COULD it be bye-bye Miss “American Pie” for singer Don McLean’s latest squeeze?

1 min read
National Enquirer
March 29, 2021

THE WHITE VAULT

BINGELY STREAMING

2 mins read
Athleisure Mag
October 2020

Into the Night

Many of artist Dmitri Danish’s paintings focus on the cityscape, with his newest series primarily featuring nocturnes.

1 min read
American Art Collector
August 2020

FINE BALANCE

AT FIRST ACQUAINTANCE THIS CRUISER/RACER SEEMS CURIOUSLY AT ODDS WITH ITSELF – UNTIL YOU GET BEHIND THE WHEEL

9 mins read
Yachting World
July 2020

Open Towards Love

LLEWELLYN VAUGHAN-LEE explores love in the time of coronavirus, and how those of us with a spiritual practice can turn the results into action, bringing care and compassion into our communities.

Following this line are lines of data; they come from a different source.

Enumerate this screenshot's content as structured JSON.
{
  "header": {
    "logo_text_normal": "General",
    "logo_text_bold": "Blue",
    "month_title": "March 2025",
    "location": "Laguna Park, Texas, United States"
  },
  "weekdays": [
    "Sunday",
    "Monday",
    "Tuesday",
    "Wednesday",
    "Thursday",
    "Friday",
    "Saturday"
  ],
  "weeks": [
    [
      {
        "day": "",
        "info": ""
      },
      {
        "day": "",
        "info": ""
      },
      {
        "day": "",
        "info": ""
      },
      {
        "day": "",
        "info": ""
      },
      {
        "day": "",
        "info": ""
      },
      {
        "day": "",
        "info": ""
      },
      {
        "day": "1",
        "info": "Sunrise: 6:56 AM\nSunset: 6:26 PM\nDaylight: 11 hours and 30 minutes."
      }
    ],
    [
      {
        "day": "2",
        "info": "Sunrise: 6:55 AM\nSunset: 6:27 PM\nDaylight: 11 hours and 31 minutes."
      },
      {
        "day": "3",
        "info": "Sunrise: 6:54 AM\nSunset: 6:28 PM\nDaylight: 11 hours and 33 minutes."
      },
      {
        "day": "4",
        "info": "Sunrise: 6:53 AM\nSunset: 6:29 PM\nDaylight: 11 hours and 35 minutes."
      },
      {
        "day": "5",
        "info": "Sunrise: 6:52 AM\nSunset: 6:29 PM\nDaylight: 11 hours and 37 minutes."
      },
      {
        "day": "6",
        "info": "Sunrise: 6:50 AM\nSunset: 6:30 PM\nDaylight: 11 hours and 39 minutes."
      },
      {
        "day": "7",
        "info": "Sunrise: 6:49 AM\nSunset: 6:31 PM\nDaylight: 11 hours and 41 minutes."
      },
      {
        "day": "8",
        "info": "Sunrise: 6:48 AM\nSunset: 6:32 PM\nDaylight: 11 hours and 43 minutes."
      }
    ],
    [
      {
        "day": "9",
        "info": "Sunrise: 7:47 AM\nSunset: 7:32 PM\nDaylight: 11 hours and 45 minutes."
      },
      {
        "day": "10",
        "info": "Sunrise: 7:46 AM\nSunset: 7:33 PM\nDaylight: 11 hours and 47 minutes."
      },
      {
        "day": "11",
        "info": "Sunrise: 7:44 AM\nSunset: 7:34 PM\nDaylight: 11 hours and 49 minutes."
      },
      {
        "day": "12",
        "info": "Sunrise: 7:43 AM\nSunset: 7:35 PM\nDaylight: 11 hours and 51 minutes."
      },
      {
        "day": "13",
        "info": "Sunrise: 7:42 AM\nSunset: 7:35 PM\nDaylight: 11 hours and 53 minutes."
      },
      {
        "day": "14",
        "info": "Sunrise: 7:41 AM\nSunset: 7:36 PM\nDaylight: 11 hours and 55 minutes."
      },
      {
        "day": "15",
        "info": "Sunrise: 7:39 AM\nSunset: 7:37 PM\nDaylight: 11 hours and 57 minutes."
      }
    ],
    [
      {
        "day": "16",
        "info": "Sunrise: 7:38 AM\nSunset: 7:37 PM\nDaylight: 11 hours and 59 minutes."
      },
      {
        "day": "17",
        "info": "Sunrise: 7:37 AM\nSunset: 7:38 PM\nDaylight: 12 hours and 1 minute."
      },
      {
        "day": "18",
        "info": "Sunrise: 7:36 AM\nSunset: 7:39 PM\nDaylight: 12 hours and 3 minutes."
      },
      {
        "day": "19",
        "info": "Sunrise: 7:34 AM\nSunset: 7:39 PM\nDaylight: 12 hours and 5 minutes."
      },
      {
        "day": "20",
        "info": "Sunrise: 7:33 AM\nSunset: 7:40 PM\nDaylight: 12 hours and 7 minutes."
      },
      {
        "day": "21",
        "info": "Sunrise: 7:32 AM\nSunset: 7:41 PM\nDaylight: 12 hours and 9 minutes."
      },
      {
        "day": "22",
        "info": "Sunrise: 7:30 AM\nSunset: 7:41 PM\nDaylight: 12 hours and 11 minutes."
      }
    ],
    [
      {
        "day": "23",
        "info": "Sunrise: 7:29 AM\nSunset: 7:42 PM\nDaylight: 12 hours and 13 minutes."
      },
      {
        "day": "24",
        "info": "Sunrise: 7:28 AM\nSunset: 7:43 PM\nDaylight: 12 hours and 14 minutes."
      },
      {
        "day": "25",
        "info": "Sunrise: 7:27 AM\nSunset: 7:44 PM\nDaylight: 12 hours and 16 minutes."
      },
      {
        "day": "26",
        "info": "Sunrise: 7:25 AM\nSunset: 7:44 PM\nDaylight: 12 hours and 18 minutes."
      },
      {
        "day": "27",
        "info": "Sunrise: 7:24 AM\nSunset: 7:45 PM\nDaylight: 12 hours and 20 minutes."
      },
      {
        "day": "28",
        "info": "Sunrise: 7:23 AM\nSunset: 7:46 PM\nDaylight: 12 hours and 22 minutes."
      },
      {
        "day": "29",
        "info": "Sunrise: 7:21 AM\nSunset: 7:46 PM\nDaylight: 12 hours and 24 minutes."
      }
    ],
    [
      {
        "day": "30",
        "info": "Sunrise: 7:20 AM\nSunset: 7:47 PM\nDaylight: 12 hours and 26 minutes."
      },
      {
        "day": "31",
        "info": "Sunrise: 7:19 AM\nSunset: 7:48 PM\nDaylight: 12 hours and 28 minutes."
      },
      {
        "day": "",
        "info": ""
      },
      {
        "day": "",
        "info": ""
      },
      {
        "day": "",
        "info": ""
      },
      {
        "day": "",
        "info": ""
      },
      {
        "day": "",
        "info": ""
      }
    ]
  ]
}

3 mins read
Heartfulness eMagazine
May 2020

WAKE THE DEAD

ZOMBIE ARMY 4: DEAD WAR does exactly what it says on the tin.

7 mins read
PC Gamer US Edition
April 2020

Joaquin Phoenix Discusses Preparing For Role In ‘Joker'

Joaquin Phoenix is having a hard time defining the Joker, but then again, he doesn’t really want to.

3 mins read
AppleMagazine
September 06, 2019

Shavings & Sawdust

58th International Art Exhibition

1 min read
Woodworker West
July - August, 2019

Maggie Gyllenhaal, Penélope Cruz, Jane Campion bag awards at Venice

Venice: A timely film about illegal abortions in 1960s France won the Venice Film Festival’s Golden Lion on Saturday, capping a strong night for women including Penelope Cruz and Jane Campion. Audrey Diwan’s “Happening” arrives just as the abortion debate is raging again over new restrictions in Texas and its decriminalization in Mexico.

5 mins read
Gulf Today
September 13, 2021